Second, including such radical progressive policies makes any such Green New Deal a political nonstarter at best and politically divisive at worst. The centerpiece of the Green New Deal involves the creation of a Congressional standing committee on climate change. The new Democratic House Rules did this in part by creating the Select Committee on the Climate Crisis which, while possessing fewer prerogatives than progressives hoped, is a positive step as it signifies growing federal awareness in this arena and foreshadows action on the issue. Any such Green New Deal is bound to pass through this committee where six of the fifteen members will be Republicans. With such a minority, the committee is not likely to approve any radical socio-economic measures. Thus by maintaining the calls for such policies in the Green New Deal, progressives are doing the environment a disservice by effectively sending the reform proposal to a committee which is sure to reject it. Furthermore, should such measures gain sympathy with the slight Democrat majority in the committee, it is unlikely that the Republican-controlled (and even among its Democratic members) conservative-leaning Senate would concur.

Additionally, while the environment may be a bi-partisan issue, universal healthcare and other progressive policies are not. By framing the Green New Deal within such parameters, progressives are likely to alienate many potential supporters who would rather see no environmental regulations over controls tied to socio-economic reforms that they fundamentally disagree with. With healthcare among one of the most divisive issues, credited with the downfall of the Democratic party in the 2016 presidential election, the Green New Deal risks becoming a political flashpoint rather than receive the political support that is necessary to effectuate lasting change to our economic approach to the environment. Already, reticence has been felt to some economic measures implemented in order to manage the negative externalities from human activity on the environment. An example can be seen in France, where a publicly scheduled fuel tax increase has been met with the country’s most violent protest movement since the infamous events in May 1968 that saw the collapse of France’s government and economy. Prognostics for American civilian reactions to tax increases that have nothing to do with the environment, the policy’s ostensible goal, should be considered bleak at best. Thus by insisting on including socio-economic reform that is not even widely supported within their own party, progressives are hindering environmental progress with their proposed Green New Deal.

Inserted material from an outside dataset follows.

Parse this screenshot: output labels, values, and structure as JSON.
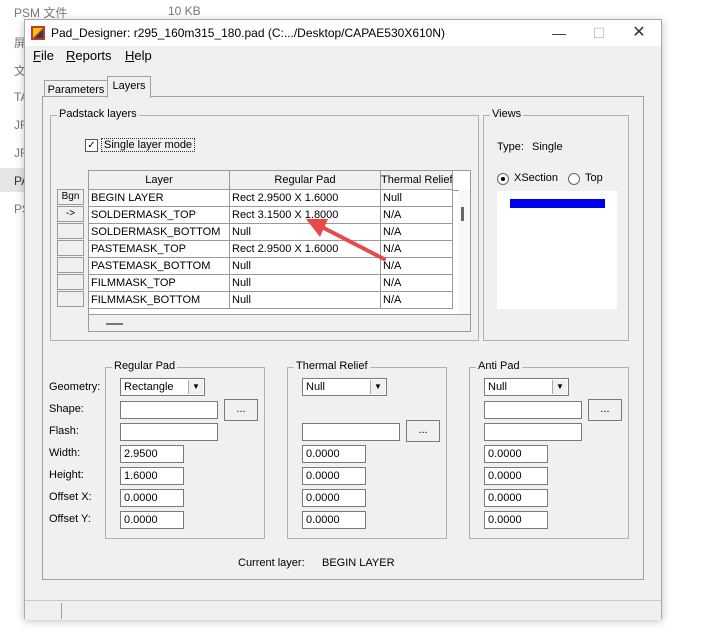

A “Green New Deal” that incorporates progressive socio-economic priorities is neither a “new” initiative or an advantageous “deal” for the American economy. What remains to be seen is how the Democratic-controlled House of Representatives decides to pursue the policy proposal, and whether they can avoid imbibing it with a radical progressive agenda and focus on its truly “green” aspects. After all, pursuing climate responsibility should not be done by neglecting fiscal responsibility, lest the progress made in the environmental arena be reversed due to popular demands to address a potential implosion of the economy.